Apparently more extreme measures were required. I took the back off of my phone, removed the battery, waited a minute or so, replaced the battery, and waited for my phone to power up and reset. It all ran smoothly. Finally the phone radio turned on, and full bars! I figured I was in business. I dialed a number - to a land line - and my phone just sat there. The screen indicated that my phone was making a call, but dead silence. Then, the call failed. Grrrr!
I tried a phone call to another mobile number, an AT&T number. Nothing. I tried again to call a mobile number on a different carrier. Zip. Was my phone a lemon? I called my own number - direct to voicemail. As much as I didn't want to, I subjected myself to the maze of menus when I called AT&T on my land line.
After several minutes, I finally got a real, live, flesh-and-blood person on the phone. I explained my problem, shared my frustration, and begged for resolution. They checked for any outages or problems in my area - none. Then they asked me if I did a true power-down. I thought about that. A "true" power-down? Was the other one I did a fake one?
The AT&T representative kindly explained that a true power-down required removing the battery AND the SIM card. Really? That makes a difference? I followed his instructions. I removed the battery. I removed the SIM card. I waited a minute. I put the SIM card back in. I put the battery in, then waited for the phone to power up. Then appeared full bars, just like before. Feeling hopeful (even though nothing LOOKED different), I placed a call. Ring! Problem solved.

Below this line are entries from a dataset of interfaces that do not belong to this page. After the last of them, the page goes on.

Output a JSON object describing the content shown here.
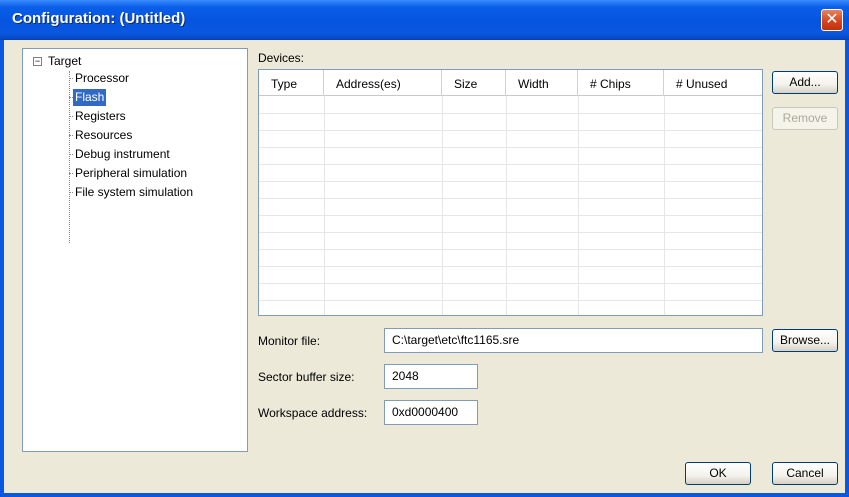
{
  "window": {
    "title": "Configuration: (Untitled)"
  },
  "tree": {
    "root": "Target",
    "items": [
      "Processor",
      "Flash",
      "Registers",
      "Resources",
      "Debug instrument",
      "Peripheral simulation",
      "File system simulation"
    ],
    "selected": "Flash"
  },
  "devices": {
    "label": "Devices:",
    "columns": [
      "Type",
      "Address(es)",
      "Size",
      "Width",
      "# Chips",
      "# Unused"
    ],
    "rows": []
  },
  "buttons": {
    "add": "Add...",
    "remove": "Remove",
    "browse": "Browse...",
    "ok": "OK",
    "cancel": "Cancel"
  },
  "fields": {
    "monitor_file": {
      "label": "Monitor file:",
      "value": "C:\\target\\etc\\ftc1165.sre"
    },
    "sector_buffer_size": {
      "label": "Sector buffer size:",
      "value": "2048"
    },
    "workspace_address": {
      "label": "Workspace address:",
      "value": "0xd0000400"
    }
  },
  "colors": {
    "titlebar": "#0A5EE8",
    "selection": "#316AC5",
    "dialog_bg": "#ECE9D8",
    "close_button": "#D4411D"
  }
}
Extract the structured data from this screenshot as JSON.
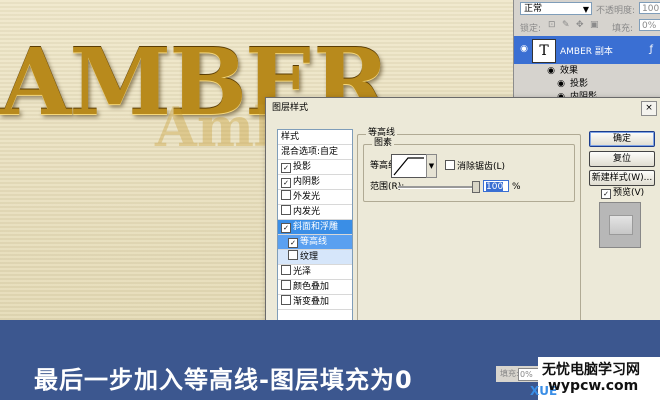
{
  "canvas": {
    "headline": "AMBER",
    "echo_text": "AmbeR"
  },
  "layers_panel": {
    "blend_mode": "正常",
    "opacity_label": "不透明度:",
    "opacity_value": "100",
    "lock_label": "锁定:",
    "fill_label": "填充:",
    "fill_value": "0%",
    "layer_name": "AMBER 副本",
    "layer_thumb": "T",
    "effects_label": "效果",
    "effect_items": [
      "投影",
      "内阴影"
    ]
  },
  "dialog": {
    "title": "图层样式",
    "close_glyph": "×",
    "styles_header": "样式",
    "blend_options": "混合选项:自定",
    "style_items": [
      {
        "label": "投影",
        "checked": "✓"
      },
      {
        "label": "内阴影",
        "checked": "✓"
      },
      {
        "label": "外发光",
        "checked": ""
      },
      {
        "label": "内发光",
        "checked": ""
      },
      {
        "label": "斜面和浮雕",
        "checked": "✓"
      },
      {
        "label": "等高线",
        "checked": "✓"
      },
      {
        "label": "纹理",
        "checked": ""
      },
      {
        "label": "光泽",
        "checked": ""
      },
      {
        "label": "颜色叠加",
        "checked": ""
      },
      {
        "label": "渐变叠加",
        "checked": ""
      }
    ],
    "section_title": "等高线",
    "group_title": "图素",
    "contour_label": "等高线:",
    "antialias_label": "消除锯齿(L)",
    "range_label": "范围(R):",
    "range_value": "100",
    "range_unit": "%",
    "buttons": {
      "ok": "确定",
      "reset": "复位",
      "new_style": "新建样式(W)...",
      "preview": "预览(V)"
    },
    "preview_checked": "✓"
  },
  "banner": {
    "caption": "最后一步加入等高线-图层填充为0",
    "fill_label": "填充:",
    "fill_value": "0%",
    "watermark_line1": "无忧电脑学习网",
    "watermark_line2": "wypcw.com",
    "watermark_blue": "XUE"
  },
  "colors": {
    "banner": "#3c578f",
    "selection": "#3a8ee6",
    "gold": "#b88a1c"
  }
}
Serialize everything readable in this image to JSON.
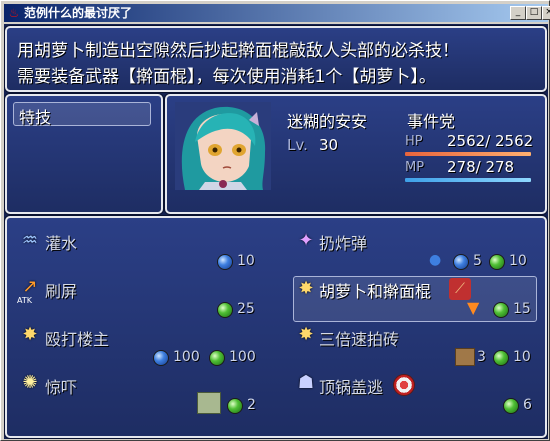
{
  "window": {
    "title": "范例什么的最讨厌了",
    "minimize_glyph": "_",
    "maximize_glyph": "□",
    "close_glyph": "×"
  },
  "help": {
    "line1": "用胡萝卜制造出空隙然后抄起擀面棍敲敌人头部的必杀技！",
    "line2": "需要装备武器【擀面棍】，每次使用消耗1个【胡萝卜】。"
  },
  "category": {
    "label": "特技"
  },
  "actor": {
    "name": "迷糊的安安",
    "class": "事件党",
    "level_label": "Lv.",
    "level": "30",
    "hp_label": "HP",
    "hp_value": "2562/ 2562",
    "hp_ratio": 1.0,
    "mp_label": "MP",
    "mp_value": "278/  278",
    "mp_ratio": 1.0,
    "colors": {
      "hp": "#e8643c",
      "mp": "#3ea0e8"
    }
  },
  "skills": [
    {
      "name": "灌水",
      "icon": "water-icon",
      "costs": [
        {
          "type": "blue",
          "value": "10"
        }
      ]
    },
    {
      "name": "扔炸弹",
      "icon": "bomb-sparkle-icon",
      "costs": [
        {
          "type": "blue",
          "value": "5"
        },
        {
          "type": "green",
          "value": "10"
        }
      ]
    },
    {
      "name": "刷屏",
      "icon": "atk-arrow-icon",
      "icon_text": "ATK",
      "costs": [
        {
          "type": "green",
          "value": "25"
        }
      ]
    },
    {
      "name": "胡萝卜和擀面棍",
      "icon": "burst-icon",
      "costs": [
        {
          "type": "green",
          "value": "15"
        }
      ],
      "selected": true
    },
    {
      "name": "殴打楼主",
      "icon": "burst-icon",
      "costs": [
        {
          "type": "blue",
          "value": "100"
        },
        {
          "type": "green",
          "value": "100"
        }
      ]
    },
    {
      "name": "三倍速拍砖",
      "icon": "burst-icon",
      "costs": [
        {
          "type": "green",
          "value": "10"
        }
      ]
    },
    {
      "name": "惊吓",
      "icon": "star-burst-icon",
      "costs": [
        {
          "type": "green",
          "value": "2"
        }
      ]
    },
    {
      "name": "顶锅盖逃",
      "icon": "crowd-icon",
      "costs": [
        {
          "type": "green",
          "value": "6"
        }
      ]
    }
  ],
  "item_costs": {
    "brick_count": "3"
  }
}
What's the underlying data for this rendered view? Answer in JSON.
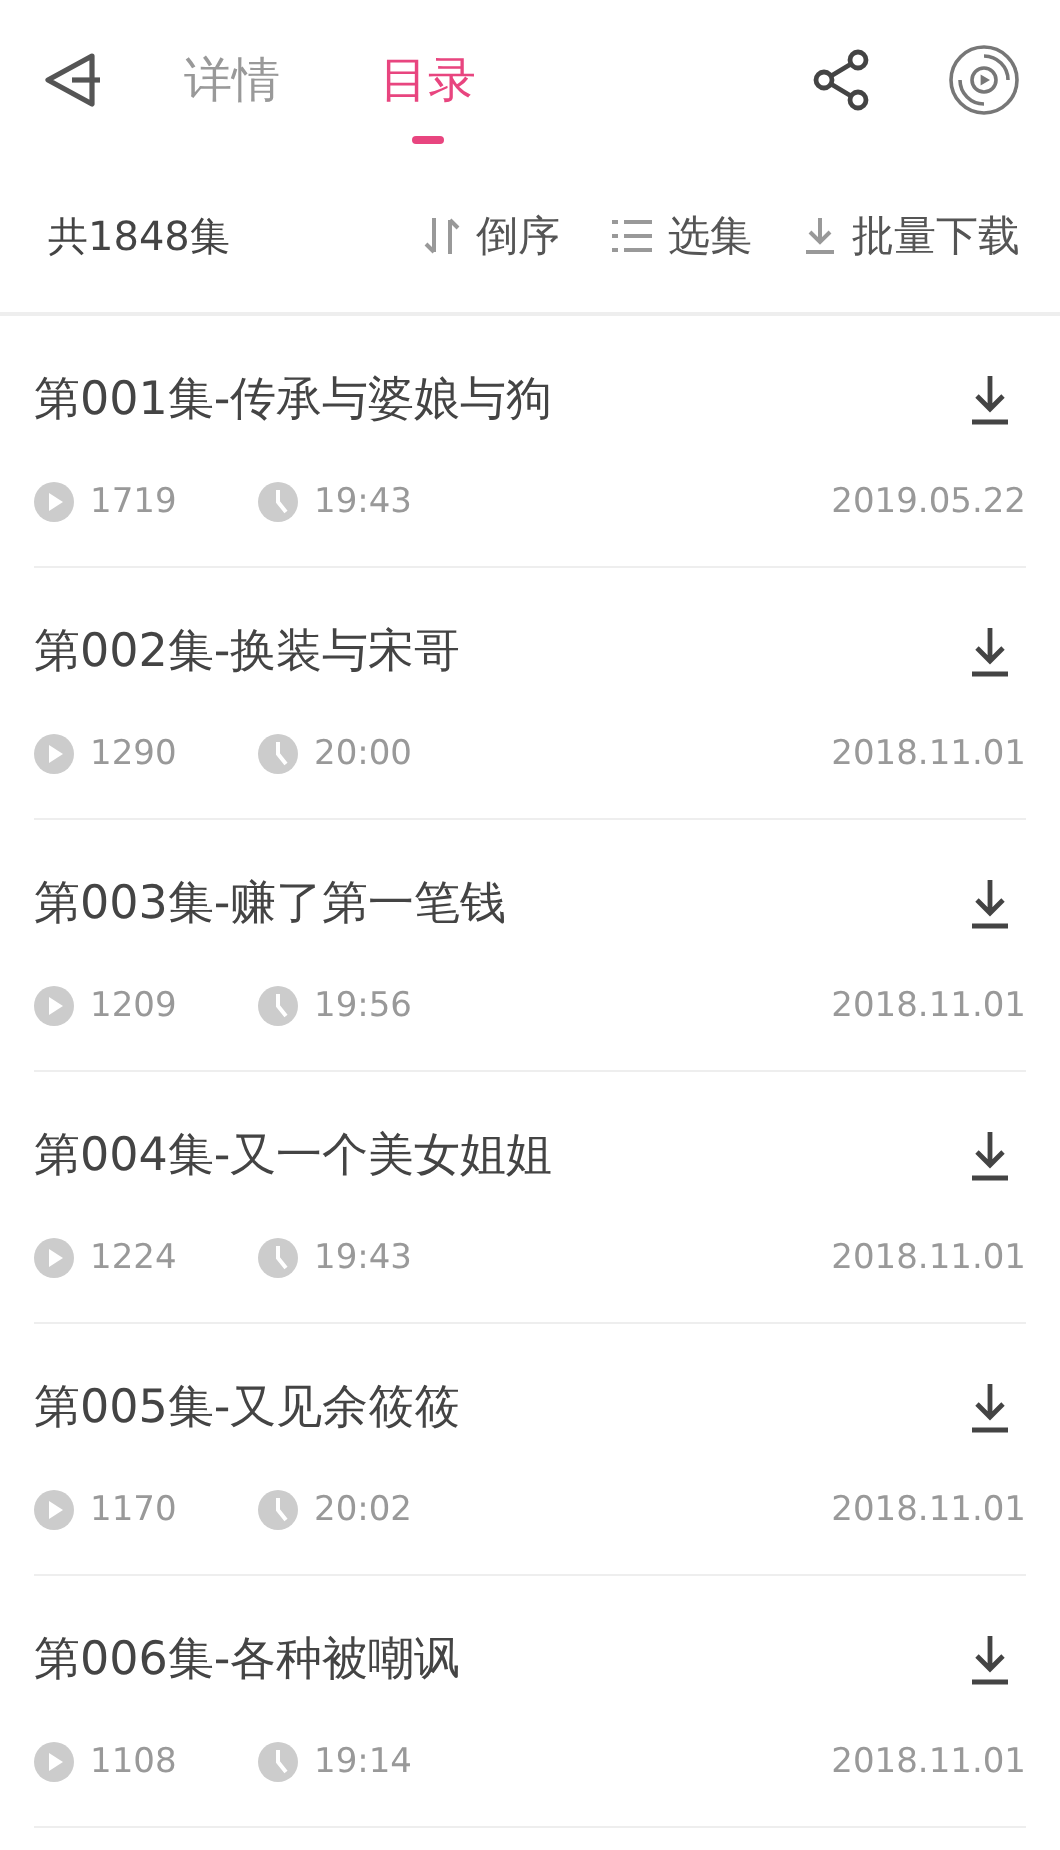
{
  "tabs": [
    {
      "label": "详情",
      "selected": false
    },
    {
      "label": "目录",
      "selected": true
    }
  ],
  "toolbar": {
    "count": "共1848集",
    "sort": "倒序",
    "select": "选集",
    "batch_download": "批量下载"
  },
  "episodes": [
    {
      "title": "第001集-传承与婆娘与狗",
      "plays": "1719",
      "duration": "19:43",
      "date": "2019.05.22"
    },
    {
      "title": "第002集-换装与宋哥",
      "plays": "1290",
      "duration": "20:00",
      "date": "2018.11.01"
    },
    {
      "title": "第003集-赚了第一笔钱",
      "plays": "1209",
      "duration": "19:56",
      "date": "2018.11.01"
    },
    {
      "title": "第004集-又一个美女姐姐",
      "plays": "1224",
      "duration": "19:43",
      "date": "2018.11.01"
    },
    {
      "title": "第005集-又见余筱筱",
      "plays": "1170",
      "duration": "20:02",
      "date": "2018.11.01"
    },
    {
      "title": "第006集-各种被嘲讽",
      "plays": "1108",
      "duration": "19:14",
      "date": "2018.11.01"
    }
  ]
}
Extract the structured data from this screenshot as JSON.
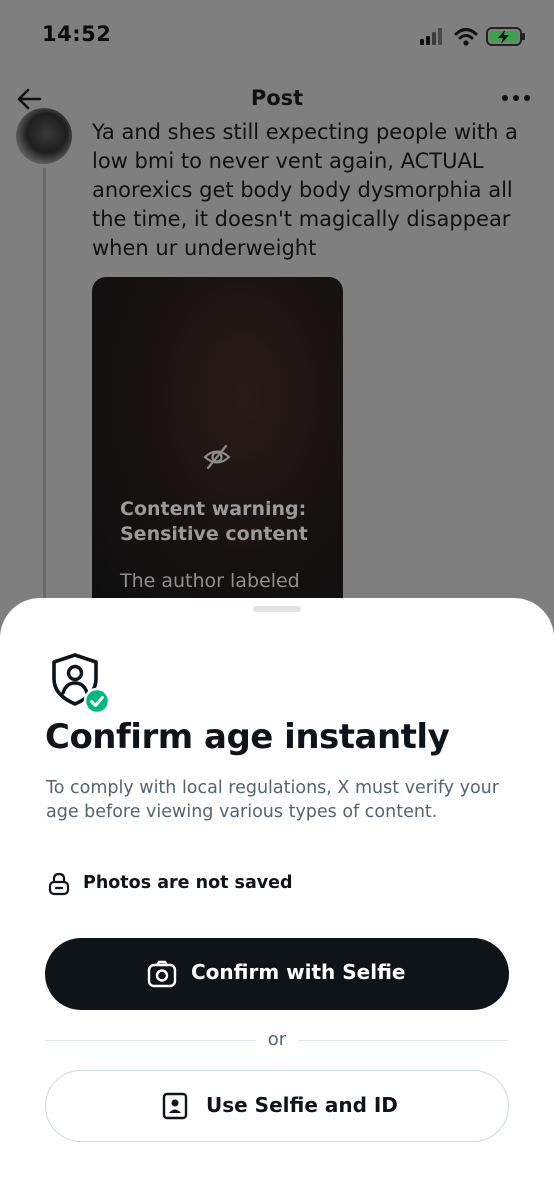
{
  "status_bar": {
    "time": "14:52",
    "icons": [
      "signal-icon",
      "wifi-icon",
      "battery-charging-icon"
    ]
  },
  "nav": {
    "title": "Post",
    "back_icon": "arrow-left-icon",
    "more_icon": "more-horizontal-icon"
  },
  "post": {
    "text_lines": [
      "Ya and shes still expecting people with a",
      "low bmi to never vent again, ACTUAL",
      "anorexics get body body dysmorphia all",
      "the time, it doesn't magically disappear",
      "when ur underweight"
    ],
    "media": {
      "icon": "eye-off-icon",
      "warning_line1": "Content warning:",
      "warning_line2": "Sensitive content",
      "description": "The author labeled"
    }
  },
  "sheet": {
    "icon": "shield-verified-icon",
    "title": "Confirm age instantly",
    "description": "To comply with local regulations, X must verify your age before viewing various types of content.",
    "privacy_note": "Photos are not saved",
    "primary_button": "Confirm with Selfie",
    "separator": "or",
    "secondary_button": "Use Selfie and ID"
  },
  "colors": {
    "overlay": "#7f7f7f",
    "primary_button_bg": "#0f1419",
    "verified_green": "#00ba7c",
    "secondary_text": "#536471",
    "border": "#cfd9de"
  }
}
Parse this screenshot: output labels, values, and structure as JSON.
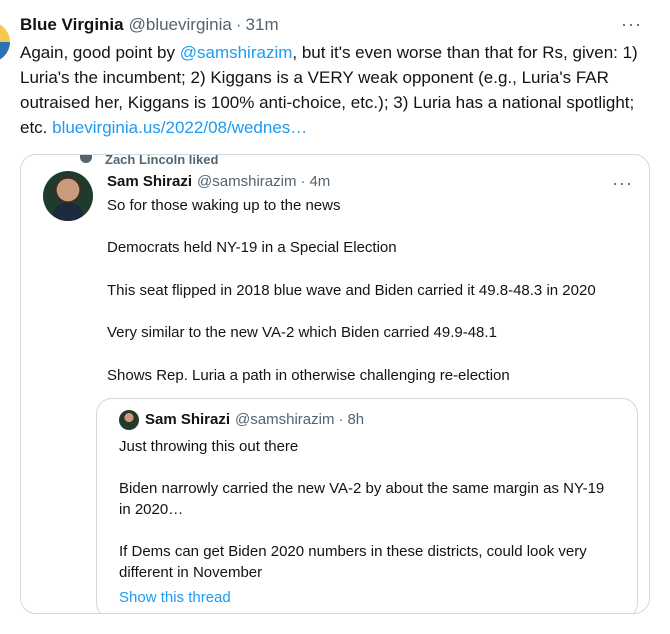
{
  "tweet": {
    "author_name": "Blue Virginia",
    "author_handle": "@bluevirginia",
    "separator": "·",
    "time": "31m",
    "more_label": "···",
    "text_before": "Again, good point by ",
    "mention": "@samshirazim",
    "text_after": ", but it's even worse than that for Rs, given: 1) Luria's the incumbent; 2) Kiggans is a VERY weak opponent (e.g., Luria's FAR outraised her, Kiggans is 100% anti-choice, etc.); 3) Luria has a national spotlight; etc. ",
    "link": "bluevirginia.us/2022/08/wednes…"
  },
  "quote": {
    "social_context": "Zach Lincoln liked",
    "author_name": "Sam Shirazi",
    "author_handle": "@samshirazim",
    "separator": "·",
    "time": "4m",
    "more_label": "···",
    "paragraphs": [
      "So for those waking up to the news",
      "Democrats held NY-19 in a Special Election",
      "This seat flipped in 2018 blue wave and Biden carried it 49.8-48.3 in 2020",
      "Very similar to the new VA-2 which Biden carried 49.9-48.1",
      "Shows Rep. Luria a path in otherwise challenging re-election"
    ]
  },
  "nested": {
    "author_name": "Sam Shirazi",
    "author_handle": "@samshirazim",
    "separator": "·",
    "time": "8h",
    "paragraphs": [
      "Just throwing this out there",
      "Biden narrowly carried the new VA-2 by about the same margin as NY-19 in 2020…",
      "If Dems can get Biden 2020 numbers in these districts, could look very different in November"
    ],
    "show_thread": "Show this thread"
  }
}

Hopefully this real-life experience will help you next time your Treo doesn't work when it should. Do a true power-down by removing the battery and SIM card. It's a good idea to do this on a regular basis anyway - maybe every couple weeks or so. If you do, it just might save you a call to AT&T and time wasted in an automated menu maze.
If you are a developer with some helpful and/or fun software or if you have a tip or how-to that you wish to pass on to the rest of the community, just email me at: email@example.com.